— Problem to work on —
From the line that contains "Enumerate this screenshot's" down to the last line of the data below, restate every line word for word, skipping any images.

Web page and app entries:
________

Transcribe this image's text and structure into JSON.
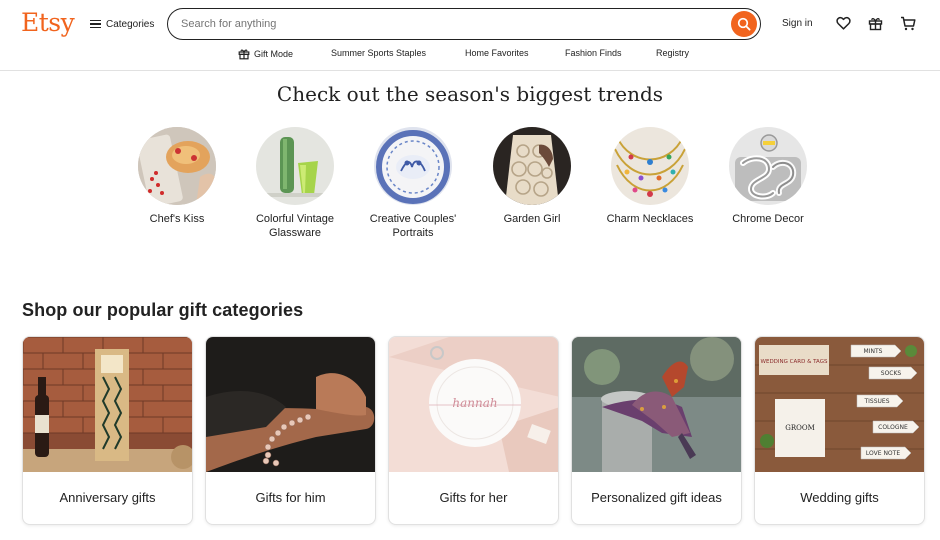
{
  "brand": {
    "logo_text": "Etsy",
    "accent_color": "#f1641e"
  },
  "header": {
    "categories_label": "Categories",
    "search_placeholder": "Search for anything",
    "signin_label": "Sign in",
    "icons": [
      "heart-icon",
      "gift-icon",
      "cart-icon"
    ]
  },
  "subnav": {
    "items": [
      {
        "label": "Gift Mode",
        "icon": "gift-icon"
      },
      {
        "label": "Summer Sports Staples"
      },
      {
        "label": "Home Favorites"
      },
      {
        "label": "Fashion Finds"
      },
      {
        "label": "Registry"
      }
    ]
  },
  "trends": {
    "title": "Check out the season's biggest trends",
    "items": [
      {
        "label": "Chef's Kiss"
      },
      {
        "label": "Colorful Vintage Glassware"
      },
      {
        "label": "Creative Couples' Portraits"
      },
      {
        "label": "Garden Girl"
      },
      {
        "label": "Charm Necklaces"
      },
      {
        "label": "Chrome Decor"
      }
    ]
  },
  "gifts": {
    "title": "Shop our popular gift categories",
    "items": [
      {
        "label": "Anniversary gifts"
      },
      {
        "label": "Gifts for him"
      },
      {
        "label": "Gifts for her",
        "image_text": "hannah"
      },
      {
        "label": "Personalized gift ideas"
      },
      {
        "label": "Wedding gifts",
        "image_texts": [
          "WEDDING CARD & TAGS",
          "MINTS",
          "SOCKS",
          "TISSUES",
          "GROOM",
          "COLOGNE",
          "LOVE NOTE"
        ]
      }
    ]
  }
}
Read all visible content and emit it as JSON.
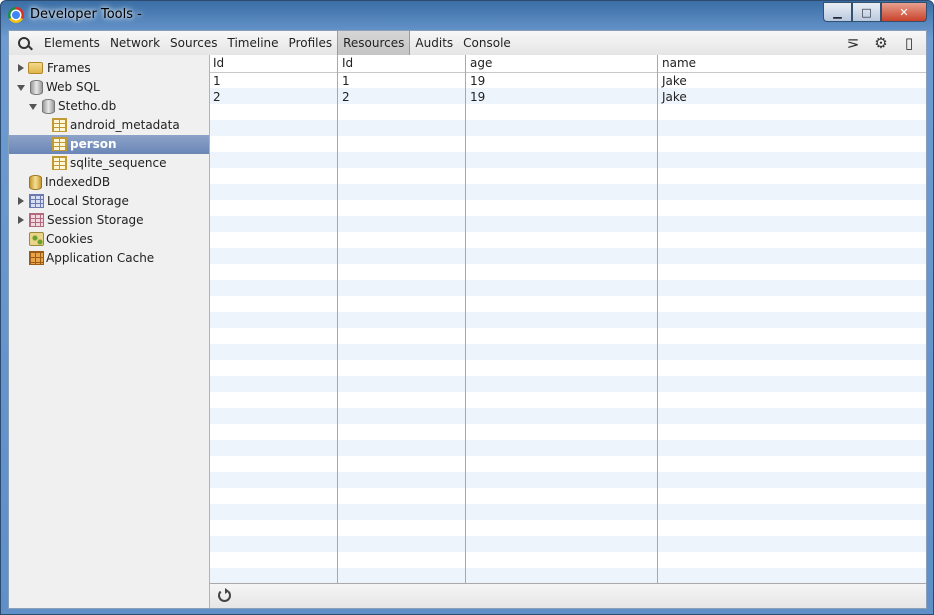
{
  "window": {
    "title": "Developer Tools -"
  },
  "toolbar": {
    "tabs": [
      "Elements",
      "Network",
      "Sources",
      "Timeline",
      "Profiles",
      "Resources",
      "Audits",
      "Console"
    ],
    "active_tab": "Resources"
  },
  "sidebar": {
    "items": [
      {
        "label": "Frames",
        "icon": "folder-icon",
        "expanded": false
      },
      {
        "label": "Web SQL",
        "icon": "database-icon",
        "expanded": true
      },
      {
        "label": "Stetho.db",
        "icon": "database-icon",
        "expanded": true
      },
      {
        "label": "android_metadata",
        "icon": "table-icon"
      },
      {
        "label": "person",
        "icon": "table-icon",
        "selected": true
      },
      {
        "label": "sqlite_sequence",
        "icon": "table-icon"
      },
      {
        "label": "IndexedDB",
        "icon": "database-icon"
      },
      {
        "label": "Local Storage",
        "icon": "grid-icon",
        "expanded": false
      },
      {
        "label": "Session Storage",
        "icon": "grid-icon",
        "expanded": false
      },
      {
        "label": "Cookies",
        "icon": "cookie-icon"
      },
      {
        "label": "Application Cache",
        "icon": "application-cache-icon"
      }
    ]
  },
  "table": {
    "columns": [
      "Id",
      "Id",
      "age",
      "name"
    ],
    "rows": [
      [
        "1",
        "1",
        "19",
        "Jake"
      ],
      [
        "2",
        "2",
        "19",
        "Jake"
      ]
    ]
  }
}
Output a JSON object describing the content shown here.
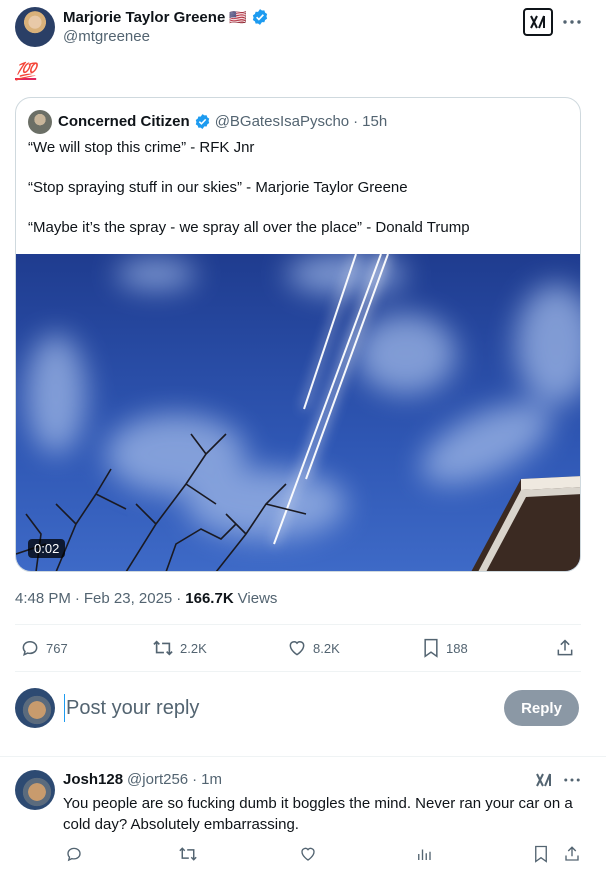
{
  "tweet": {
    "author_name": "Marjorie Taylor Greene",
    "author_flag": "🇺🇸",
    "author_handle": "@mtgreenee",
    "text": "💯",
    "time": "4:48 PM",
    "date": "Feb 23, 2025",
    "views_count": "166.7K",
    "views_label": "Views",
    "stats": {
      "replies": "767",
      "reposts": "2.2K",
      "likes": "8.2K",
      "bookmarks": "188"
    }
  },
  "quoted_tweet": {
    "author_name": "Concerned Citizen",
    "author_handle": "@BGatesIsaPyscho",
    "age": "15h",
    "lines": [
      "“We will stop this crime” - RFK Jnr",
      "“Stop spraying stuff in our skies” - Marjorie Taylor Greene",
      "“Maybe it’s the spray - we spray all over the place” - Donald Trump"
    ],
    "video_duration": "0:02"
  },
  "composer": {
    "placeholder": "Post your reply",
    "reply_button": "Reply"
  },
  "comment": {
    "author_name": "Josh128",
    "author_handle": "@jort256",
    "age": "1m",
    "text": "You people are so fucking dumb it boggles the mind.  Never ran your car on a cold day?  Absolutely embarrassing."
  },
  "colors": {
    "verified": "#1d9bf0",
    "text_muted": "#536471",
    "divider": "#eff3f4",
    "reply_button_disabled": "#8b98a5"
  },
  "icons": [
    "grok-icon",
    "more-icon",
    "verified-icon",
    "reply-icon",
    "repost-icon",
    "like-icon",
    "bookmark-icon",
    "share-icon",
    "views-icon"
  ]
}
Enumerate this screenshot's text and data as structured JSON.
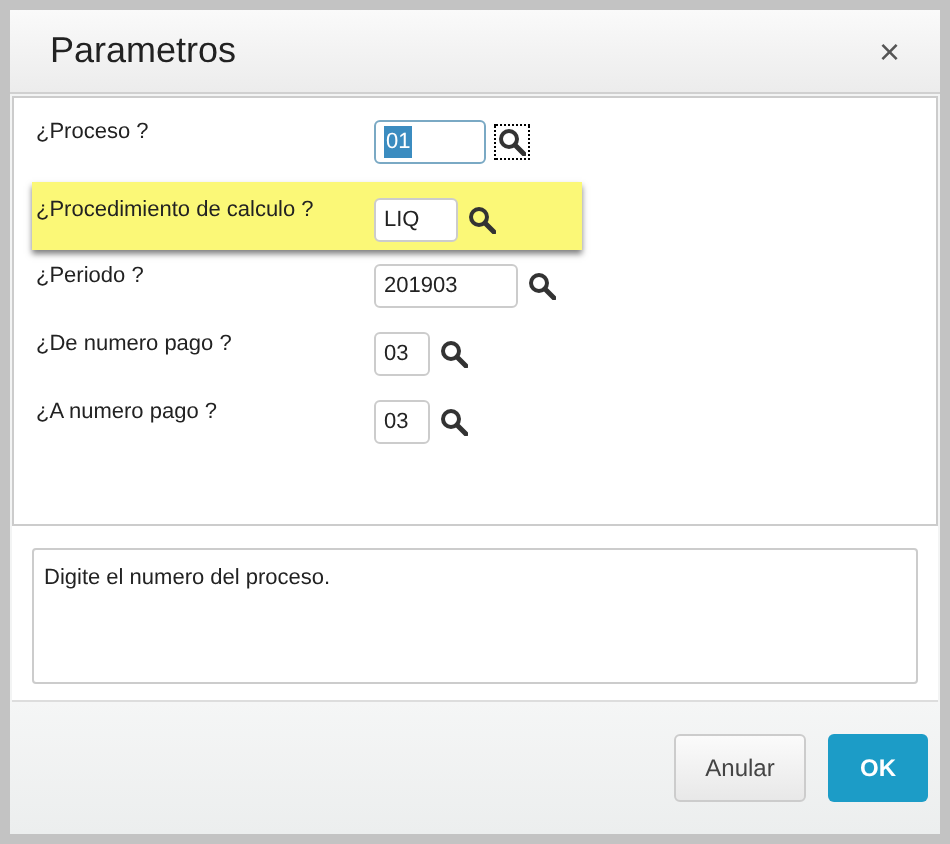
{
  "dialog": {
    "title": "Parametros",
    "close": "×"
  },
  "parameters": [
    {
      "label": "¿Proceso ?",
      "value": "01",
      "highlighted": false,
      "focused": true
    },
    {
      "label": "¿Procedimiento de calculo ?",
      "value": "LIQ",
      "highlighted": true,
      "focused": false
    },
    {
      "label": "¿Periodo ?",
      "value": "201903",
      "highlighted": false,
      "focused": false
    },
    {
      "label": "¿De numero pago ?",
      "value": "03",
      "highlighted": false,
      "focused": false
    },
    {
      "label": "¿A numero pago ?",
      "value": "03",
      "highlighted": false,
      "focused": false
    }
  ],
  "help_text": "Digite el numero del proceso.",
  "buttons": [
    {
      "label": "Anular",
      "kind": "secondary"
    },
    {
      "label": "OK",
      "kind": "primary"
    }
  ]
}
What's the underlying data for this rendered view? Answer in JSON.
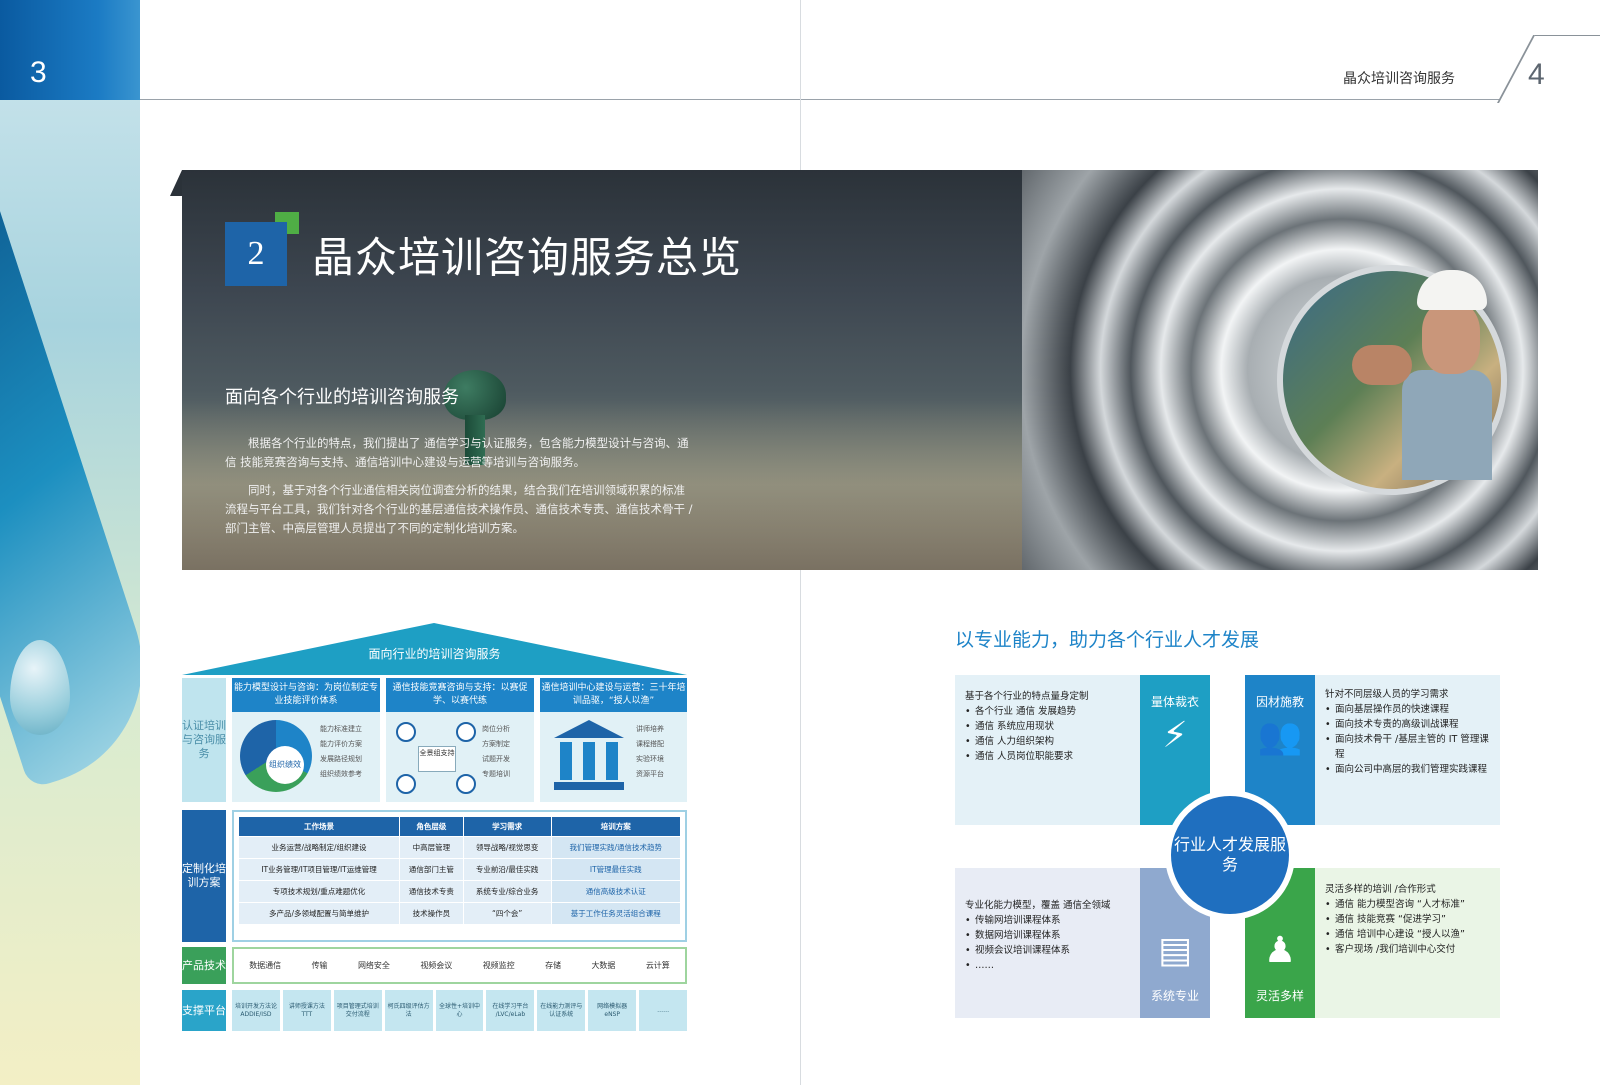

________

— Your solution —
Enumerate this screenshot's text and data as structured JSON.
{
  "dialog": {
    "title": "Parametros",
    "close": "×"
  },
  "parameters": [
    {
      "label": "¿Proceso ?",
      "value": "01",
      "highlighted": false,
      "focused": true
    },
    {
      "label": "¿Procedimiento de calculo ?",
      "value": "LIQ",
      "highlighted": true,
      "focused": false
    },
    {
      "label": "¿Periodo ?",
      "value": "201903",
      "highlighted": false,
      "focused": false
    },
    {
      "label": "¿De numero pago ?",
      "value": "03",
      "highlighted": false,
      "focused": false
    },
    {
      "label": "¿A numero pago ?",
      "value": "03",
      "highlighted": false,
      "focused": false
    }
  ],
  "help_text": "Digite el numero del proceso.",
  "buttons": [
    {
      "label": "Anular",
      "kind": "secondary"
    },
    {
      "label": "OK",
      "kind": "primary"
    }
  ]
}
What's the underlying data for this rendered view? Answer in JSON.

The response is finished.